NASA’s Mars 2020 Perseverance Rover is one of the most ambitious (and expensive) space exploration missions humans have ever attempted.
This Thursday at 3:55 p.m. EST [Friday 7.55am Sydney time], the three-metre long robot is expected to complete its 192 million kilometre journey from Earth and touch down on the red planet, where it will spend at least one Mars year (aka two Earth years) collecting and storing rock and soil samples that could be collected and returned to earth by future Mars missions.
Onboard the rover are seven instruments that will be testing completely new technology and conducting unprecedented science. One of those is the Planetary Instrument for X-ray Lithochemistry, or PIXL. And PIXL’s principal investigator? None other than Macquarie alumna Dr Abigail Allwood – aka the first female (and first Australian) principal investigator on a NASA Mars mission.

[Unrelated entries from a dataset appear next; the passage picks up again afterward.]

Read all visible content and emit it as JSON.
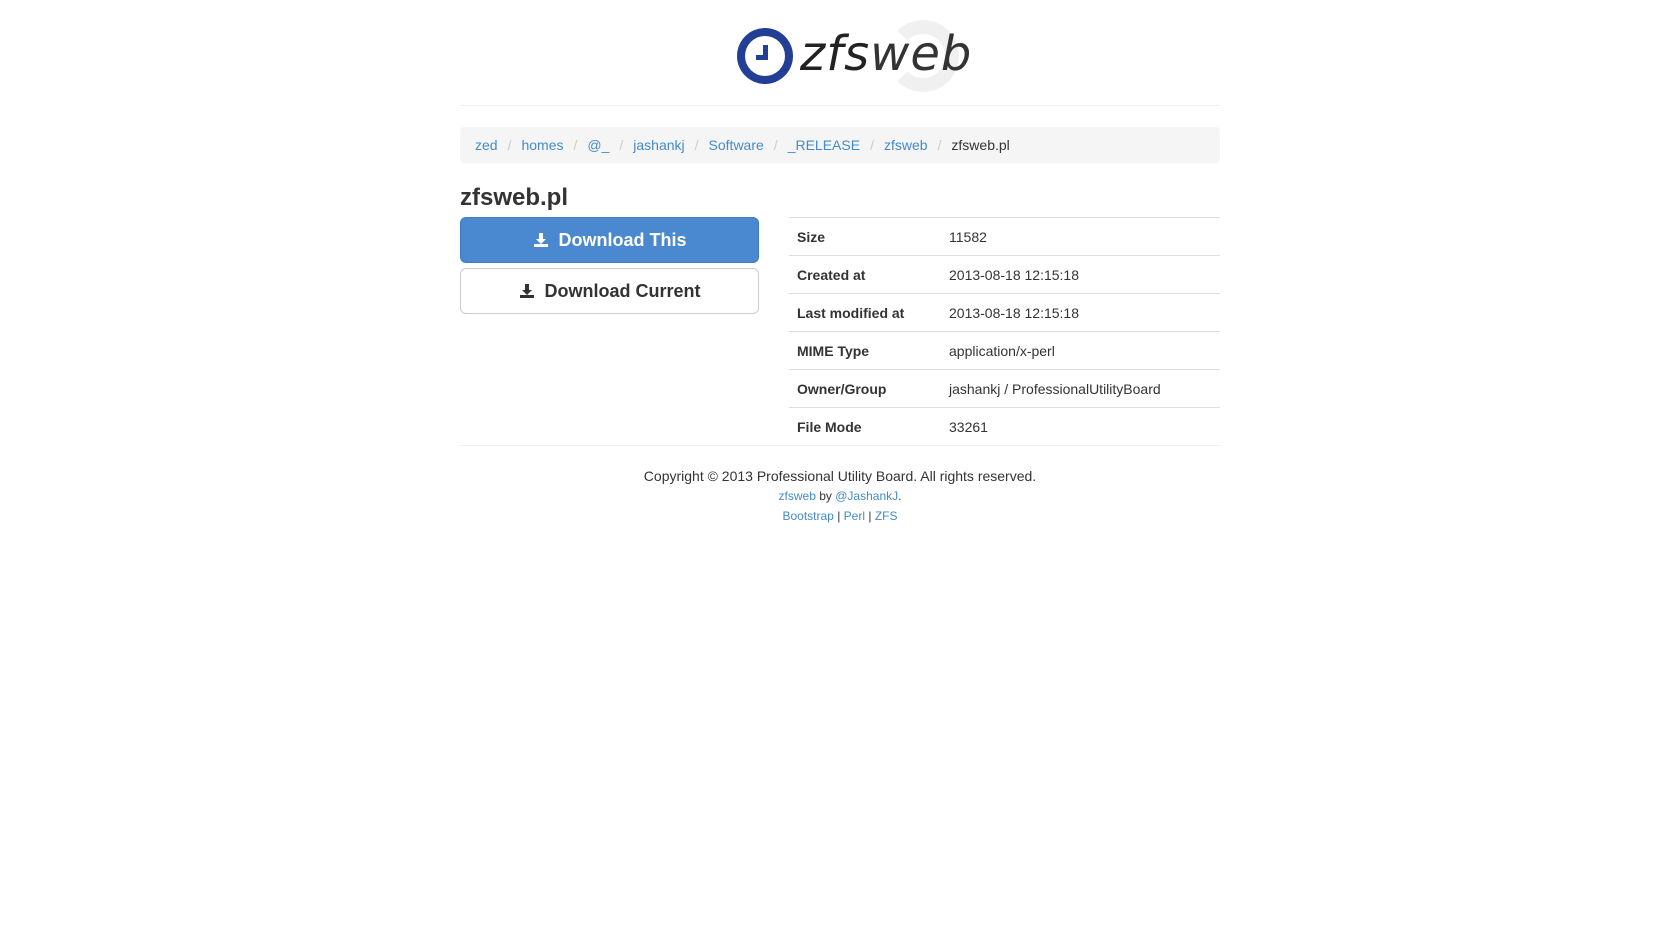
{
  "logo": {
    "text_a": "zfs",
    "text_b": "web"
  },
  "breadcrumb": {
    "items": [
      "zed",
      "homes",
      "@_",
      "jashankj",
      "Software",
      "_RELEASE",
      "zfsweb"
    ],
    "separator": "/",
    "active": "zfsweb.pl"
  },
  "file": {
    "title": "zfsweb.pl"
  },
  "buttons": {
    "download_this": "Download This",
    "download_current": "Download Current"
  },
  "meta": [
    {
      "key": "Size",
      "value": "11582"
    },
    {
      "key": "Created at",
      "value": "2013-08-18 12:15:18"
    },
    {
      "key": "Last modified at",
      "value": "2013-08-18 12:15:18"
    },
    {
      "key": "MIME Type",
      "value": "application/x-perl"
    },
    {
      "key": "Owner/Group",
      "value": "jashankj / ProfessionalUtilityBoard"
    },
    {
      "key": "File Mode",
      "value": "33261"
    }
  ],
  "footer": {
    "copyright": "Copyright © 2013 Professional Utility Board. All rights reserved.",
    "app_link": "zfsweb",
    "by_text": "by",
    "author_link": "@JashankJ",
    "period": ".",
    "links": [
      "Bootstrap",
      "Perl",
      "ZFS"
    ],
    "link_sep": "|"
  },
  "colors": {
    "primary": "#4a88d0",
    "link": "#428bca",
    "logo": "#233f95"
  },
  "icons": {
    "download": "download-icon"
  }
}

Dr Allwood (right) accepts her 2018 Macquarie University Alumni Award for Science and Technology at the NASA jet Propulsion Laboratory in California.
Dr Allwood completed her PhD in Earth Science at Macquarie in 2006, under the supervision of Emeritus Professor Malcolm Walter – himself a respected international authority on the earliest geological formations in our solar system.
Professor Walter is following the Mars mission with great interest, and is particularly proud to see his former student playing such an important role in this pivotal moment in science.
“Abby was an outstanding PhD student,” he recalls. “She worked in the Pilbara, studying 3.4 billion-year-old microbial reef deposits [known as stromatolites] that are some of the oldest evidence of life on Earth, and showed that it formed in a marine environment. It was partly because of Abby’s work that the Pilbarra was recognised as being comparable to early Mars and attracted the attention of scientists from several space agencies, including NASA.
“In being in charge of this instrument on the lander, Abby is contributing to the search for life on Mars – perhaps our best current opportunity to determine whether there is or was life beyond Earth. I am very proud of her achievements.”
The University wishes Dr Allwood and her team the best of luck for a successful mission. You can follow the Mars Perseverance landing at https://mars.nasa.gov/mars2020/
Learn more about Dr Allwood in The Atlantic’s profile ‘Can Abigail Allwood find life on Mars?’